--- DATA FOR THE TASK ---

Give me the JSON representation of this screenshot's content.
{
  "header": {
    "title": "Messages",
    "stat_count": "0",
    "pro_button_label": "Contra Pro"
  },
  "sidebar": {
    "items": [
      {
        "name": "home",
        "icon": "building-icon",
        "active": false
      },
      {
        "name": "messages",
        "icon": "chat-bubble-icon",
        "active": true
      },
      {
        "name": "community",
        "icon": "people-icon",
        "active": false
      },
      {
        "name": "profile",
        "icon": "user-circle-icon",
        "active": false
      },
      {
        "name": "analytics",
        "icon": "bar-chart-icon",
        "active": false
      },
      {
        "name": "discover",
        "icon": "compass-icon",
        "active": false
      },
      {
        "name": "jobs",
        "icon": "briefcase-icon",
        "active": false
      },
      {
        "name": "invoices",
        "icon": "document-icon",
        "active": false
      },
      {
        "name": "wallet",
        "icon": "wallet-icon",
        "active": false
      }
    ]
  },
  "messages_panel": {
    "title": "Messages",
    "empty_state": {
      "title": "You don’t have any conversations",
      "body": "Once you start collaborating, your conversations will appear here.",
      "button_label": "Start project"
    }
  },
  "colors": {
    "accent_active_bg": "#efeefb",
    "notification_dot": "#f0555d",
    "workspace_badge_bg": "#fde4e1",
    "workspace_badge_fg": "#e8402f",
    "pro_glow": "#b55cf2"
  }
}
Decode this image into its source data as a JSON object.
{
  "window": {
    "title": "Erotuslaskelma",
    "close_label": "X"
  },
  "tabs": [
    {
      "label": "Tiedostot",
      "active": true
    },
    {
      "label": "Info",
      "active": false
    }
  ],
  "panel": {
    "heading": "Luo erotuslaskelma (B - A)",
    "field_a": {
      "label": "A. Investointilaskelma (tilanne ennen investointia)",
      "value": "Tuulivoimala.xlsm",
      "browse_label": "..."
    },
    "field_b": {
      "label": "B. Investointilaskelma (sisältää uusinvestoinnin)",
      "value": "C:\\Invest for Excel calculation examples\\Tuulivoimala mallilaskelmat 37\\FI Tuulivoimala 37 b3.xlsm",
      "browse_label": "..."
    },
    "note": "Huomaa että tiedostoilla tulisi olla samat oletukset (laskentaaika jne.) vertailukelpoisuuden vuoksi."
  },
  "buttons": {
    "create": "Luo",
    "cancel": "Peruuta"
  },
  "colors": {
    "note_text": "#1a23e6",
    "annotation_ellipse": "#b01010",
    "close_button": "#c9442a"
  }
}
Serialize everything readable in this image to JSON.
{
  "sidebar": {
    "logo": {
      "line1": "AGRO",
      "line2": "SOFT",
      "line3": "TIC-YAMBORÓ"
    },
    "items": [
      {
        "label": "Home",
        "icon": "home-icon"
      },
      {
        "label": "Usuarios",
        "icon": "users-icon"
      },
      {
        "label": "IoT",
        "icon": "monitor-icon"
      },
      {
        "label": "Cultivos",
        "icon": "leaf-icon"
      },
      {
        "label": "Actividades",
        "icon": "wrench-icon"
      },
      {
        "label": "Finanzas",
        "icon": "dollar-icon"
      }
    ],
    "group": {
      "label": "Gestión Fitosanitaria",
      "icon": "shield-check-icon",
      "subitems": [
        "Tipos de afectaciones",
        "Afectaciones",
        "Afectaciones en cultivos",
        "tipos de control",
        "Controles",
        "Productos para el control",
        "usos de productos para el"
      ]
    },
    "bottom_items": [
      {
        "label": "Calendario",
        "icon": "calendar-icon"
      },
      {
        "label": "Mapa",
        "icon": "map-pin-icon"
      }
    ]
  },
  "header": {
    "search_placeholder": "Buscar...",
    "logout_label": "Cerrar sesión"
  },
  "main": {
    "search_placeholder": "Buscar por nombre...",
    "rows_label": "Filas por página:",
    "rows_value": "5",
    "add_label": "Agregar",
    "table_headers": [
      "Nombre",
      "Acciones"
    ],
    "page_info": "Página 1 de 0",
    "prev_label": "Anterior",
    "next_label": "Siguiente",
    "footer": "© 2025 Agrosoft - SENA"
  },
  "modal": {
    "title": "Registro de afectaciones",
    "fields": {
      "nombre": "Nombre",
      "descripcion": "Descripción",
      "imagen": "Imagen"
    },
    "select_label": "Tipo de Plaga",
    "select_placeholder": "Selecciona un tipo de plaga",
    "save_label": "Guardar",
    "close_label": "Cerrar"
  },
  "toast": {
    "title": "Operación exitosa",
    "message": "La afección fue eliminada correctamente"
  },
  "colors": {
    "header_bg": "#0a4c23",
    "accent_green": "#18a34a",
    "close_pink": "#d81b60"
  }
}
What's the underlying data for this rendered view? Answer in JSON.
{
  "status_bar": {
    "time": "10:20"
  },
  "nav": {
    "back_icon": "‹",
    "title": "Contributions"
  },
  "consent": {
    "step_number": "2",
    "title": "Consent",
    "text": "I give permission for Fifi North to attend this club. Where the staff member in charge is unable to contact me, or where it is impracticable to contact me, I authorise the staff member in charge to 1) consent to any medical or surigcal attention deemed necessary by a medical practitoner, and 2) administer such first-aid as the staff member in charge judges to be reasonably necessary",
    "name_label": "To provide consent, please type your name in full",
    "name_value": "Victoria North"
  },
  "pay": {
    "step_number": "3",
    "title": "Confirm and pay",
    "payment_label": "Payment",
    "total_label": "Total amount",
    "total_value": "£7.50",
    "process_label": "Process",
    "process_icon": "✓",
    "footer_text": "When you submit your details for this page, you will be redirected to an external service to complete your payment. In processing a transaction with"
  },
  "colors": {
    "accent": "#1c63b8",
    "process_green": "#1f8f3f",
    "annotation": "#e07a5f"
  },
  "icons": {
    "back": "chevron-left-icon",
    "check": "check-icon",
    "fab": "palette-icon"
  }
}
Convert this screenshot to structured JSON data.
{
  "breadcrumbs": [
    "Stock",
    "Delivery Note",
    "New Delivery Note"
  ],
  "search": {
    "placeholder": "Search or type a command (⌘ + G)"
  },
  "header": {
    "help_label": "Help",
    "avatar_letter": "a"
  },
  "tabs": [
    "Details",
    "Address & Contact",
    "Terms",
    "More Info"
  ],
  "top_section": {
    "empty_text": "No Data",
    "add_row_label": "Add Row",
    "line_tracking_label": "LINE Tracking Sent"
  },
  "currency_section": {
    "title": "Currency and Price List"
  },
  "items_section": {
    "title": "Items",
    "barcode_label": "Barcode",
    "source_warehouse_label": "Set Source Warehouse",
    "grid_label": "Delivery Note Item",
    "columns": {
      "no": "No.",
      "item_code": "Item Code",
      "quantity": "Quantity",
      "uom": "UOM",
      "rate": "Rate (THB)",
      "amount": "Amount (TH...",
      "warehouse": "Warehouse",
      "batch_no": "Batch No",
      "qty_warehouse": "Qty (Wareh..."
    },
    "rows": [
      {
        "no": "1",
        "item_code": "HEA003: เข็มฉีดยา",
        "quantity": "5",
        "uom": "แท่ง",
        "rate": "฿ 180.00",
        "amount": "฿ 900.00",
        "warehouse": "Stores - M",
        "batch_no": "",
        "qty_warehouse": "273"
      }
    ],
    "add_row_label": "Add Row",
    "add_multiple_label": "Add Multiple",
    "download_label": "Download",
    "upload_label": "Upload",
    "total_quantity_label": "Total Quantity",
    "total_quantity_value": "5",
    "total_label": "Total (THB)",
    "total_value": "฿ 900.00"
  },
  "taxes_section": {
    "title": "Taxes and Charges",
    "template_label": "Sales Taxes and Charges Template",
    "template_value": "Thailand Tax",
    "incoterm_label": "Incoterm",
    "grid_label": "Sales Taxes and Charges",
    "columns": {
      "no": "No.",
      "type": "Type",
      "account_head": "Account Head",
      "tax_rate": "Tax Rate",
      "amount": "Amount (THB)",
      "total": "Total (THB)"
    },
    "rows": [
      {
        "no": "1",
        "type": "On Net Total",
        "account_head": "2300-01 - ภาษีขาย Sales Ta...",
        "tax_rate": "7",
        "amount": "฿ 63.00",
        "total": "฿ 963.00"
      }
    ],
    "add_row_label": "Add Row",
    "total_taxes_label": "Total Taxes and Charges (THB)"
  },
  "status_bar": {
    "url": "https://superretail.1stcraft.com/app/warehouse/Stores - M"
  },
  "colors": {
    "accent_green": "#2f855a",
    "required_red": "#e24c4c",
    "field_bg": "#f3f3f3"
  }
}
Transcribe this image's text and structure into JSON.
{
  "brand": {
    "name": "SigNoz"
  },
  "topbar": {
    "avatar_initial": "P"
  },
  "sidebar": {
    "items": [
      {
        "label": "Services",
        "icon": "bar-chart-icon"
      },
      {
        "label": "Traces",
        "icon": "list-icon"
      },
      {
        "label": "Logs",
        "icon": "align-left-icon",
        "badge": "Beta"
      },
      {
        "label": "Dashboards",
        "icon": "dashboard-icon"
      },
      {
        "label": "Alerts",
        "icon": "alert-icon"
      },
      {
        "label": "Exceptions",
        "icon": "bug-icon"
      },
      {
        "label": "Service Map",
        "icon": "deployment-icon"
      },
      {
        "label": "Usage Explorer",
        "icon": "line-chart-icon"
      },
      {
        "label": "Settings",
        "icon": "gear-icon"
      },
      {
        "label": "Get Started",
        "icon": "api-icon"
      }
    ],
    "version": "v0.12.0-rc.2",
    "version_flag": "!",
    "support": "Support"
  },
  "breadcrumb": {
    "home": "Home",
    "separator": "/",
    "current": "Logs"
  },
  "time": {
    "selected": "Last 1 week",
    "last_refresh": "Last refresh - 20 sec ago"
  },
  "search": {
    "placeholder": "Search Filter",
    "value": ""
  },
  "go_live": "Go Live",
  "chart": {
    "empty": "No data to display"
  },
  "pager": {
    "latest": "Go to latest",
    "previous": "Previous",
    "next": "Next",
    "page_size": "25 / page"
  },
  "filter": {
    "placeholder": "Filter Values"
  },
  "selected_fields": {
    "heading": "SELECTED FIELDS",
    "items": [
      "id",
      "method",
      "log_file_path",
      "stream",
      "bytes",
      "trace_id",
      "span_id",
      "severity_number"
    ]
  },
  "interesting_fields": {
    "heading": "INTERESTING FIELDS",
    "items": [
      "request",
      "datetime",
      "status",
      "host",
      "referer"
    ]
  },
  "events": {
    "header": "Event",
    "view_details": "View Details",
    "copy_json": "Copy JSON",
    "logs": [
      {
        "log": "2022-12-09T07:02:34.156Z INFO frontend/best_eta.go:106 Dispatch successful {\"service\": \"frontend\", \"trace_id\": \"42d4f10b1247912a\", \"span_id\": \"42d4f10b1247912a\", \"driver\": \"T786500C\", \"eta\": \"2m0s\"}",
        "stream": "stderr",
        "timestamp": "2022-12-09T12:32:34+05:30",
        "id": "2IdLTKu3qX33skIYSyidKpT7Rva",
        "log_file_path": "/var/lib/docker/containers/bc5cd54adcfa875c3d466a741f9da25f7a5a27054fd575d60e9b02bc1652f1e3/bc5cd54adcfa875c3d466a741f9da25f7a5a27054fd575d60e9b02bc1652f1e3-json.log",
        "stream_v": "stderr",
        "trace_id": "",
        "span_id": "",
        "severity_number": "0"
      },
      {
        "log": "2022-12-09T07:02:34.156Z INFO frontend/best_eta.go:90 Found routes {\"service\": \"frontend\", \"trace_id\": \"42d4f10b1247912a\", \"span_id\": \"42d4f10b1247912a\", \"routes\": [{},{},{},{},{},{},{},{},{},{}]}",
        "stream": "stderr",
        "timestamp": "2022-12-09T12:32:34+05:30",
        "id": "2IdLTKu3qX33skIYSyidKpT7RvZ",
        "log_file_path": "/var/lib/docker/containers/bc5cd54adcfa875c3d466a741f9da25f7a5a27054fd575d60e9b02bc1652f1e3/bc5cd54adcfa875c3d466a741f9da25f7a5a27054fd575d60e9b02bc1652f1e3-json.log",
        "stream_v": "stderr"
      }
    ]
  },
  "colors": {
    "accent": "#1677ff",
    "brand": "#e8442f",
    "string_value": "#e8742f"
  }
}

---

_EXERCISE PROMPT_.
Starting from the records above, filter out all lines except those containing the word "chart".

_WRITTEN ANSWER_.
        "icon": "bar-chart-icon",
        "icon": "bar-chart-icon"
        "icon": "line-chart-icon"
  "chart": {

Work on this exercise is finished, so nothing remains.